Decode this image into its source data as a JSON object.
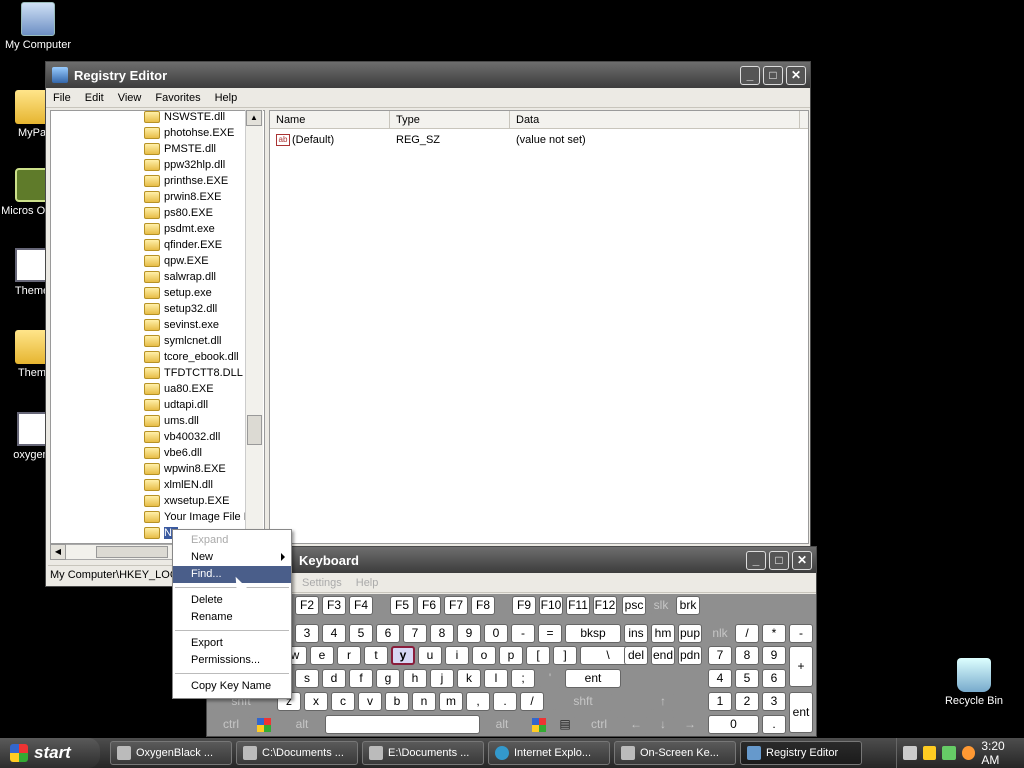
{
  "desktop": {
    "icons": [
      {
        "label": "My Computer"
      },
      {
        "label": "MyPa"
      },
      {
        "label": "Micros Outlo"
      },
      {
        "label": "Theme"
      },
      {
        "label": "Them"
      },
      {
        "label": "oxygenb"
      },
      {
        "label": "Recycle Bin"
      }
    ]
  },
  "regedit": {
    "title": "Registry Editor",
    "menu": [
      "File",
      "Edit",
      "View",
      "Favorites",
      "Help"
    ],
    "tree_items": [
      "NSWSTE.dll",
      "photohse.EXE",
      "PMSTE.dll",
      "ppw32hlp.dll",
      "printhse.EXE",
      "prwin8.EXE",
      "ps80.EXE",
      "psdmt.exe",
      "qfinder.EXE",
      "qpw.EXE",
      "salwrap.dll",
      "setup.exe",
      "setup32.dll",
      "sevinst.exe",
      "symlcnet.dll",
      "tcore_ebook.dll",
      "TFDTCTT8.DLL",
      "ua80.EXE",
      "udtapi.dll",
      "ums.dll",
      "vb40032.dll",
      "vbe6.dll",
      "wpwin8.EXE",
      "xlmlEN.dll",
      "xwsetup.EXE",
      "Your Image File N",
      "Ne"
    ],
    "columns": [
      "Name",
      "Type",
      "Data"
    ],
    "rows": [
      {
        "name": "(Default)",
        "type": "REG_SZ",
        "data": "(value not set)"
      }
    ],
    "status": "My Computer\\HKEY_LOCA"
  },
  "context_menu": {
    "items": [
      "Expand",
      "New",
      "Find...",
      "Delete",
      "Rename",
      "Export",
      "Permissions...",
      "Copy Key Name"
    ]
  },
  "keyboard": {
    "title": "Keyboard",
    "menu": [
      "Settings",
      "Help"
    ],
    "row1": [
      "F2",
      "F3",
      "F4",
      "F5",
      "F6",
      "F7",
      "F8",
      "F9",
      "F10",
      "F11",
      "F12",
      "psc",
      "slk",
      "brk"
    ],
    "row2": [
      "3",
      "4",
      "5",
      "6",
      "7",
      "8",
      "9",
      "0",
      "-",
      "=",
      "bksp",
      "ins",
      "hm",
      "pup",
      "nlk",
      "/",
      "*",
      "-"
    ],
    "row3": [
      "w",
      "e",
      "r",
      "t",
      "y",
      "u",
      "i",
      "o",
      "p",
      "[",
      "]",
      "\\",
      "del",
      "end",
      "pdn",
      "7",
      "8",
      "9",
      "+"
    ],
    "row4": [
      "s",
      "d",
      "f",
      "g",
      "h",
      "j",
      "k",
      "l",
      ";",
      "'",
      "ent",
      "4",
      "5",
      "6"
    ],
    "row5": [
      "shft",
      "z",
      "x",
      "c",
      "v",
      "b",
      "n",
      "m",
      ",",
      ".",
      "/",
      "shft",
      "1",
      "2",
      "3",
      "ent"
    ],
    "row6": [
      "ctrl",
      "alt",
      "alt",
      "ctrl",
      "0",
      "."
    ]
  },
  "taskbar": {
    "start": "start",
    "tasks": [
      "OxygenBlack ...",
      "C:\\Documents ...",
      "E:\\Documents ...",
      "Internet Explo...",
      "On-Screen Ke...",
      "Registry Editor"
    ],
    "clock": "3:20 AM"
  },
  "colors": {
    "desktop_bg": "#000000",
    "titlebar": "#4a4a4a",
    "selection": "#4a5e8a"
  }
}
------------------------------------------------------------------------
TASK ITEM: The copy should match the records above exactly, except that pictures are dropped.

WRITTEN RESPONSE:
Decode this image into its source data as a JSON object.
{
  "desktop": {
    "icons": [
      {
        "label": "My Computer"
      },
      {
        "label": "MyPa"
      },
      {
        "label": "Micros Outlo"
      },
      {
        "label": "Theme"
      },
      {
        "label": "Them"
      },
      {
        "label": "oxygenb"
      },
      {
        "label": "Recycle Bin"
      }
    ]
  },
  "regedit": {
    "title": "Registry Editor",
    "menu": [
      "File",
      "Edit",
      "View",
      "Favorites",
      "Help"
    ],
    "tree_items": [
      "NSWSTE.dll",
      "photohse.EXE",
      "PMSTE.dll",
      "ppw32hlp.dll",
      "printhse.EXE",
      "prwin8.EXE",
      "ps80.EXE",
      "psdmt.exe",
      "qfinder.EXE",
      "qpw.EXE",
      "salwrap.dll",
      "setup.exe",
      "setup32.dll",
      "sevinst.exe",
      "symlcnet.dll",
      "tcore_ebook.dll",
      "TFDTCTT8.DLL",
      "ua80.EXE",
      "udtapi.dll",
      "ums.dll",
      "vb40032.dll",
      "vbe6.dll",
      "wpwin8.EXE",
      "xlmlEN.dll",
      "xwsetup.EXE",
      "Your Image File N",
      "Ne"
    ],
    "columns": [
      "Name",
      "Type",
      "Data"
    ],
    "rows": [
      {
        "name": "(Default)",
        "type": "REG_SZ",
        "data": "(value not set)"
      }
    ],
    "status": "My Computer\\HKEY_LOCA"
  },
  "context_menu": {
    "items": [
      "Expand",
      "New",
      "Find...",
      "Delete",
      "Rename",
      "Export",
      "Permissions...",
      "Copy Key Name"
    ]
  },
  "keyboard": {
    "title": "Keyboard",
    "menu": [
      "Settings",
      "Help"
    ],
    "row1": [
      "F2",
      "F3",
      "F4",
      "F5",
      "F6",
      "F7",
      "F8",
      "F9",
      "F10",
      "F11",
      "F12",
      "psc",
      "slk",
      "brk"
    ],
    "row2": [
      "3",
      "4",
      "5",
      "6",
      "7",
      "8",
      "9",
      "0",
      "-",
      "=",
      "bksp",
      "ins",
      "hm",
      "pup",
      "nlk",
      "/",
      "*",
      "-"
    ],
    "row3": [
      "w",
      "e",
      "r",
      "t",
      "y",
      "u",
      "i",
      "o",
      "p",
      "[",
      "]",
      "\\",
      "del",
      "end",
      "pdn",
      "7",
      "8",
      "9",
      "+"
    ],
    "row4": [
      "s",
      "d",
      "f",
      "g",
      "h",
      "j",
      "k",
      "l",
      ";",
      "'",
      "ent",
      "4",
      "5",
      "6"
    ],
    "row5": [
      "shft",
      "z",
      "x",
      "c",
      "v",
      "b",
      "n",
      "m",
      ",",
      ".",
      "/",
      "shft",
      "1",
      "2",
      "3",
      "ent"
    ],
    "row6": [
      "ctrl",
      "alt",
      "alt",
      "ctrl",
      "0",
      "."
    ]
  },
  "taskbar": {
    "start": "start",
    "tasks": [
      "OxygenBlack ...",
      "C:\\Documents ...",
      "E:\\Documents ...",
      "Internet Explo...",
      "On-Screen Ke...",
      "Registry Editor"
    ],
    "clock": "3:20 AM"
  },
  "colors": {
    "desktop_bg": "#000000",
    "titlebar": "#4a4a4a",
    "selection": "#4a5e8a"
  }
}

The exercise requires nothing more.